Nearly 300 employees on oil and gas drilling rigs off Norway could go on strike unless a wage deal is agreed by June 22, the country’s state-appointed mediator said on Thursday.
Rowan Companies’ Viking and Gorilla rigs will be affected, one of the unions involved in the wage talks said.

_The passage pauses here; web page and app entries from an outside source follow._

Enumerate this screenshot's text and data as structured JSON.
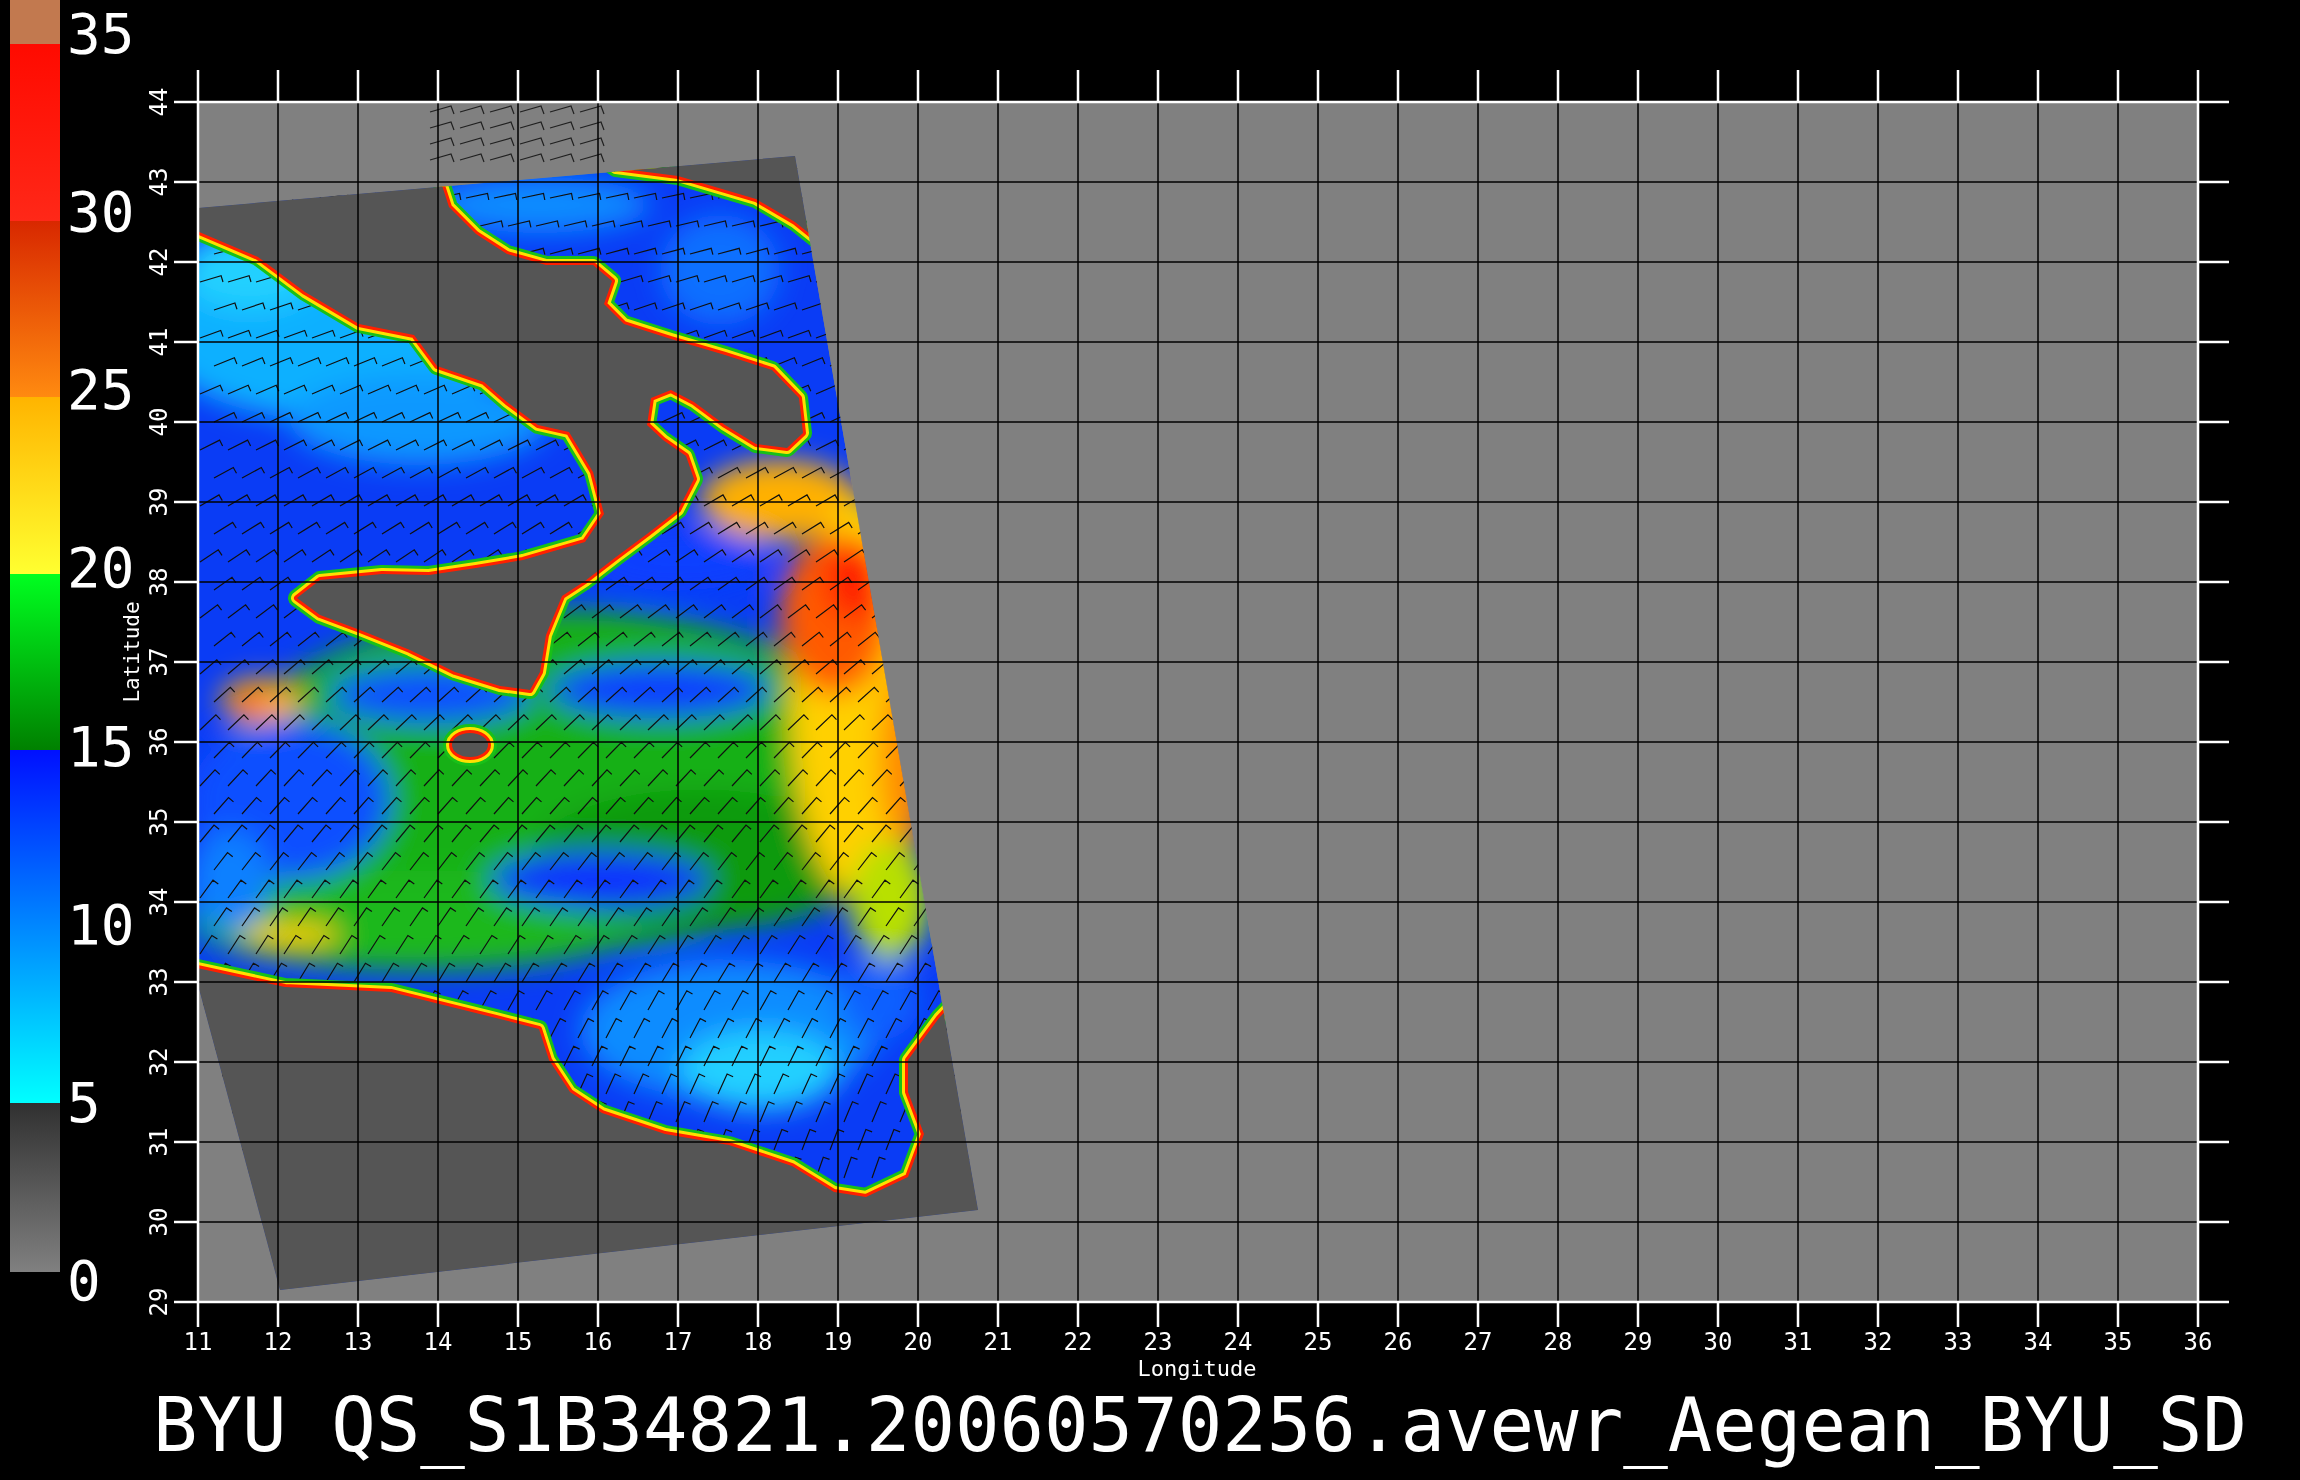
{
  "color_scale": {
    "labels": [
      "35",
      "30",
      "25",
      "20",
      "15",
      "10",
      "5",
      "0"
    ]
  },
  "map": {
    "ylabel": "Latitude",
    "latitude_ticks": [
      "44",
      "43",
      "42",
      "41",
      "40",
      "39",
      "38",
      "37",
      "36",
      "35",
      "34",
      "33",
      "32",
      "31",
      "30",
      "29"
    ],
    "longitude_ticks": [
      "11",
      "12",
      "13",
      "14",
      "15",
      "16",
      "17",
      "18",
      "19",
      "20",
      "21",
      "22",
      "23",
      "24",
      "25",
      "26",
      "27",
      "28",
      "29",
      "30",
      "31",
      "32",
      "33",
      "34",
      "35",
      "36"
    ],
    "xlabel": "Longitude"
  },
  "title": "BYU QS_S1B34821.20060570256.avewr_Aegean_BYU_SD"
}
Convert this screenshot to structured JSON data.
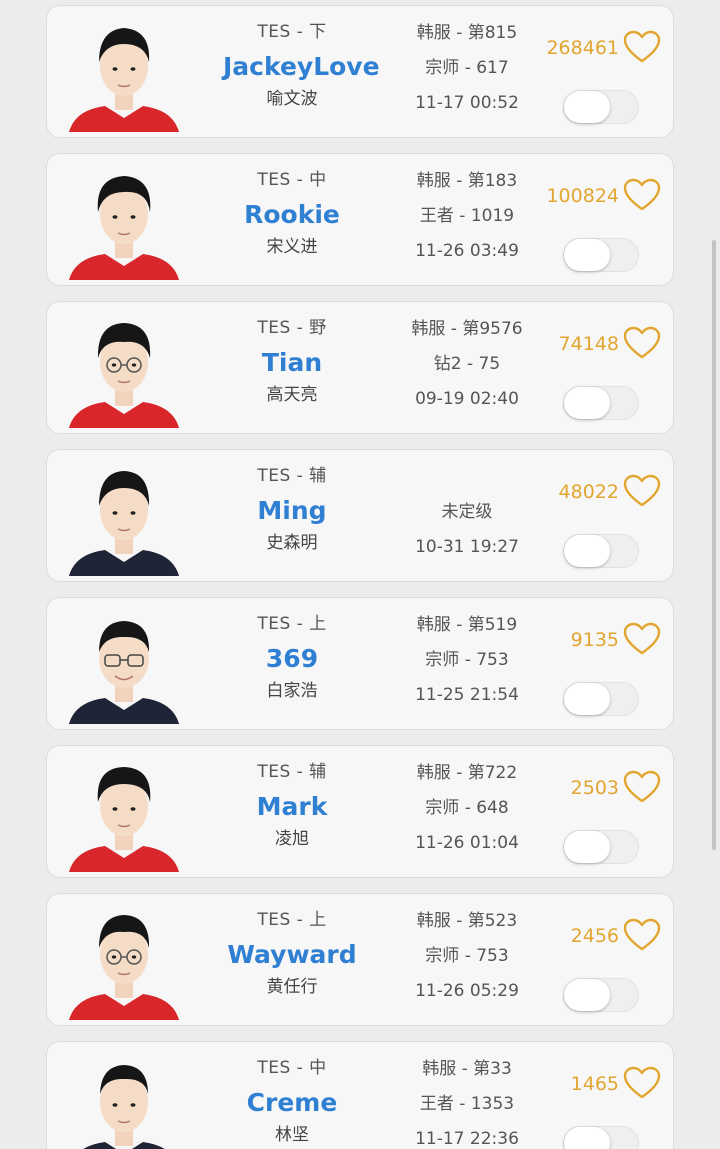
{
  "players": [
    {
      "team_role": "TES - 下",
      "name": "JackeyLove",
      "real_name": "喻文波",
      "server_rank": "韩服 - 第815",
      "tier": "宗师 - 617",
      "time": "11-17 00:52",
      "fans": "268461",
      "jersey": "#d8262a"
    },
    {
      "team_role": "TES - 中",
      "name": "Rookie",
      "real_name": "宋义进",
      "server_rank": "韩服 - 第183",
      "tier": "王者 - 1019",
      "time": "11-26 03:49",
      "fans": "100824",
      "jersey": "#d8262a"
    },
    {
      "team_role": "TES - 野",
      "name": "Tian",
      "real_name": "高天亮",
      "server_rank": "韩服 - 第9576",
      "tier": "钻2 - 75",
      "time": "09-19 02:40",
      "fans": "74148",
      "jersey": "#d8262a"
    },
    {
      "team_role": "TES - 辅",
      "name": "Ming",
      "real_name": "史森明",
      "server_rank": "",
      "tier": "未定级",
      "time": "10-31 19:27",
      "fans": "48022",
      "jersey": "#1f2437"
    },
    {
      "team_role": "TES - 上",
      "name": "369",
      "real_name": "白家浩",
      "server_rank": "韩服 - 第519",
      "tier": "宗师 - 753",
      "time": "11-25 21:54",
      "fans": "9135",
      "jersey": "#1f2437"
    },
    {
      "team_role": "TES - 辅",
      "name": "Mark",
      "real_name": "凌旭",
      "server_rank": "韩服 - 第722",
      "tier": "宗师 - 648",
      "time": "11-26 01:04",
      "fans": "2503",
      "jersey": "#d8262a"
    },
    {
      "team_role": "TES - 上",
      "name": "Wayward",
      "real_name": "黄任行",
      "server_rank": "韩服 - 第523",
      "tier": "宗师 - 753",
      "time": "11-26 05:29",
      "fans": "2456",
      "jersey": "#d8262a"
    },
    {
      "team_role": "TES - 中",
      "name": "Creme",
      "real_name": "林坚",
      "server_rank": "韩服 - 第33",
      "tier": "王者 - 1353",
      "time": "11-17 22:36",
      "fans": "1465",
      "jersey": "#1f2437"
    }
  ],
  "colors": {
    "name_blue": "#2f7fd3",
    "fan_gold": "#e2a630",
    "heart_gold": "#e2a630"
  },
  "icons": {
    "heart": "heart-outline-icon",
    "toggle": "toggle-switch"
  }
}
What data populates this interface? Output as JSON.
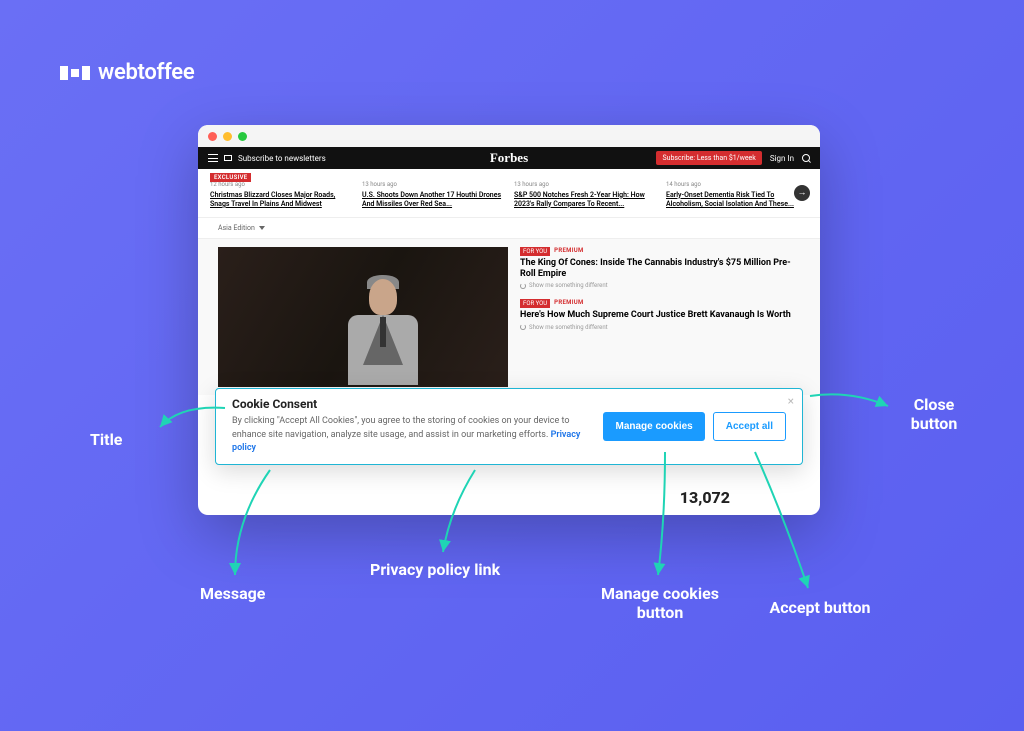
{
  "logo_text": "webtoffee",
  "browser": {
    "topnav": {
      "subscribe_newsletters": "Subscribe to newsletters",
      "site_logo": "Forbes",
      "subscribe_cta": "Subscribe: Less than $1/week",
      "signin": "Sign In"
    },
    "exclusive_badge": "EXCLUSIVE",
    "news": [
      {
        "time": "12 hours ago",
        "headline": "Christmas Blizzard Closes Major Roads, Snags Travel In Plains And Midwest"
      },
      {
        "time": "13 hours ago",
        "headline": "U.S. Shoots Down Another 17 Houthi Drones And Missiles Over Red Sea..."
      },
      {
        "time": "13 hours ago",
        "headline": "S&P 500 Notches Fresh 2-Year High: How 2023's Rally Compares To Recent..."
      },
      {
        "time": "14 hours ago",
        "headline": "Early-Onset Dementia Risk Tied To Alcoholism, Social Isolation And These..."
      }
    ],
    "edition_label": "Asia Edition",
    "side_articles": [
      {
        "tag": "FOR YOU",
        "tag2": "PREMIUM",
        "title": "The King Of Cones: Inside The Cannabis Industry's $75 Million Pre-Roll Empire",
        "sub": "Show me something different"
      },
      {
        "tag": "FOR YOU",
        "tag2": "PREMIUM",
        "title": "Here's How Much Supreme Court Justice Brett Kavanaugh Is Worth",
        "sub": "Show me something different"
      }
    ],
    "big_number": "13,072"
  },
  "cookie_banner": {
    "title": "Cookie Consent",
    "message": "By clicking \"Accept All Cookies\", you agree to the storing of cookies on your device to enhance site navigation, analyze site usage, and assist in our marketing efforts.",
    "privacy_link": "Privacy policy",
    "manage_label": "Manage cookies",
    "accept_label": "Accept all",
    "close_symbol": "×"
  },
  "annotations": {
    "title": "Title",
    "message": "Message",
    "privacy": "Privacy policy link",
    "manage": "Manage cookies button",
    "accept": "Accept button",
    "close": "Close button"
  },
  "colors": {
    "teal": "#1fd4b5"
  }
}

It was not clear if other rigs would be affected.
The mediator said that around 3,000 workers could join a long-term strike.
Labour disputes on drilling rigs typically halt oil and gas exploration and drilling of new production wells at existing fields, but do not affect current production at wells.
One of the unions, Safe, said 79 of its members working on Rowan Companies’ Viking and Gorilla rigs would go on strike if no agreement is reached.
Unions and the rig owners are due to meet to negotiate an annual wage deal on June 20 and have set a deadline to reach an agreement by midnight on June 21. They have not publicly disclosed the terms demanded.
The Viking rig currently does work for Swedish oil firm Lundin, while the Gorilla works for oil major ConocoPhillips, Rowan said recently.
In addition to the 79 Safe members, another 190 workers represented by the Industri Energi union and 14 members of DSO would be part of the first wave of a strike, the state mediator said.
A spokesman for ConocoPhillips said on Thursday that the Gorilla rig is currently engaged in the plugging of abandoned wells on its Ekofisk field in the North Sea, and that oil output would be unaffected by a strike.
Lundin and Rowan were not immediately available for comment.